Another fair where you can get closer to the creator is Moniker, founded by "skateboarder turned art dealer" Frankie Shea. "We’re a small, unique operation and it all feels a little like family. With Moniker, we like to encourage people to support artists in their long-term careers. It’s great to attend shows and events by the artists you like and want to support. That’s also what helps make great artists’ careers accelerate."
3 – Buy What You Can Afford
Go with a budget prepared and try to stick to that. To get the best bang for your buck, you’ll find that art and antique fairs represent good value—as do London’s neighbourhoods where a large volume of dealers gather; for example, Portobello Road or Grays Antiques Market. The Affordable Art Fair specialises in more accessibly priced art, its raison d’etre being to make it as easy as possible for first-time buyers. Nicky Wheeler suggests: "Ask also about payment installments; many galleries offer installment plans to make buying easier, and bear in mind that you could haggle—within reason!"
4 – Buy What You Like
It sounds obvious, but it’s crucial to buy art that you’re happy to have on show. "Don’t start with the intention of collecting; start with the intention of appreciating items you really engage with, visually and emotionally, and those that will decorate your home so you can enjoy them every day," is the advice from Pippa Roberts, an expert with the Decorative Antiques And Textiles Fair (29 Sep-4 Oct.). And Ryan Stanier agrees that it’s not about the price tag. 'The most important thing is to buy if you like the work. That way if it doesn’t succeed as a "good investment" financially, at least you get to enjoy it.'
5 – Size Isn't Everything!
If you’re buying to invest, don’t always think about finding the biggest piece – sometimes small is beautiful. 'If you have collecting in mind, always buy the best example you can afford. For example, a very good if very small painting will usually appreciate in value better than a large but unfinished sketch; the same can be said for a small work by a well-regarded artist rather than a large work by an unknown,' suggests Pippa Roberts. Artwork and antiques that are superbly made with great attention to detail, whatever the size, are more likely to be of value in the future.

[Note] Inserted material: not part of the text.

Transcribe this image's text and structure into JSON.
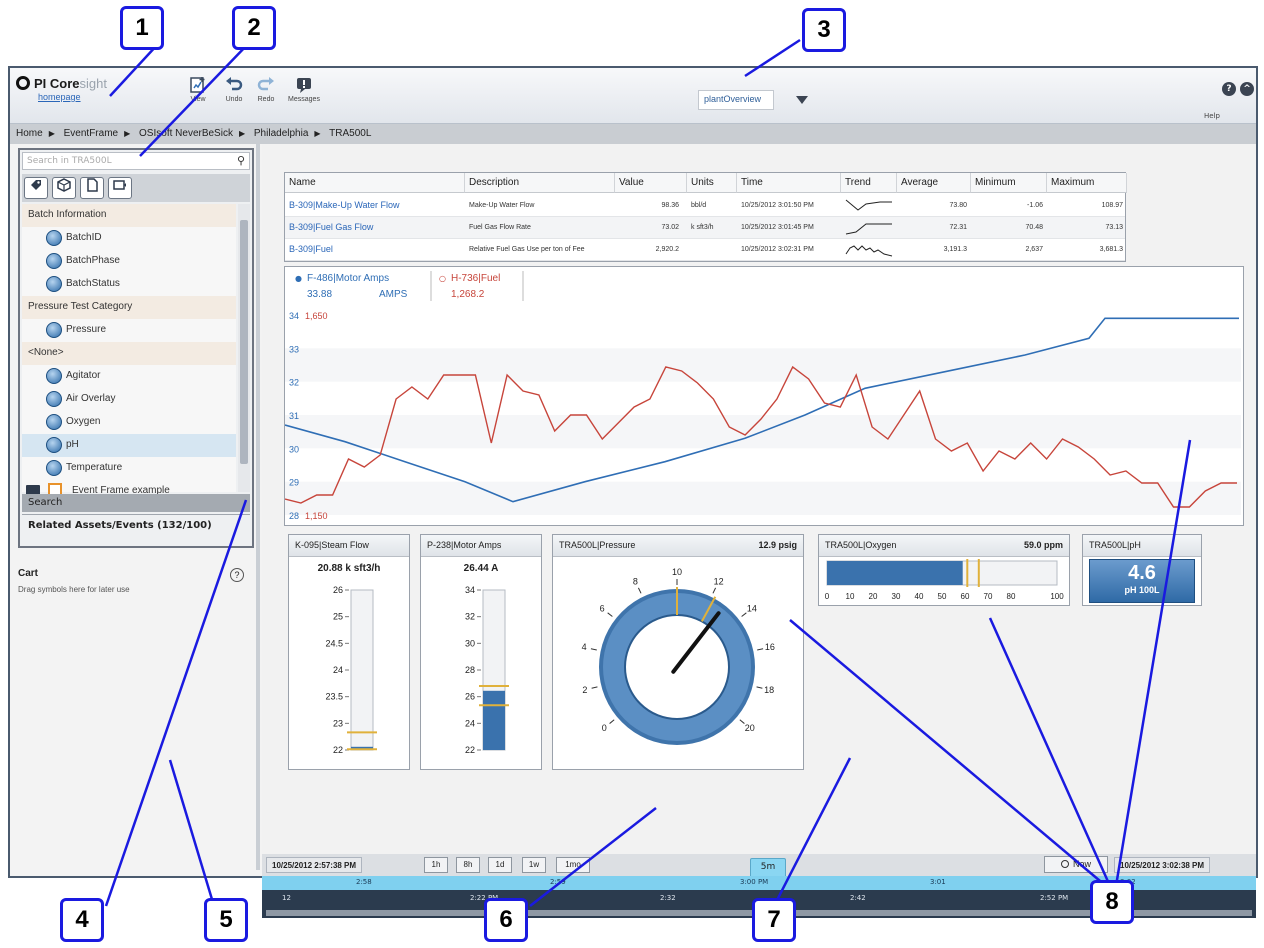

Enjoy London's Art Tours
Get a taste of the National Gallery’s entire collection without eating into too much of your time with a free one-hour guided tour.
Join a Street Art London tour and discover who’s following in the footsteps of Banksy as you walk through east London, taking in the work of over 30 artists. £12-£15.
Jump on a bicycle to see some of London’s most beautiful manmade creations in the Art & Design Cycle tour by Artouride. £28 (bike hire included).
Gain fascinating insights into modern art in a free tour of Tate Modern’s extraordinary collections. Available daily at various times.
Enjoy The Line, London’s new dedicated walk with modern and contemporary sculptures, between Queen Elizabeth Olympic Park and North Greenwich.
See more London Galleries here.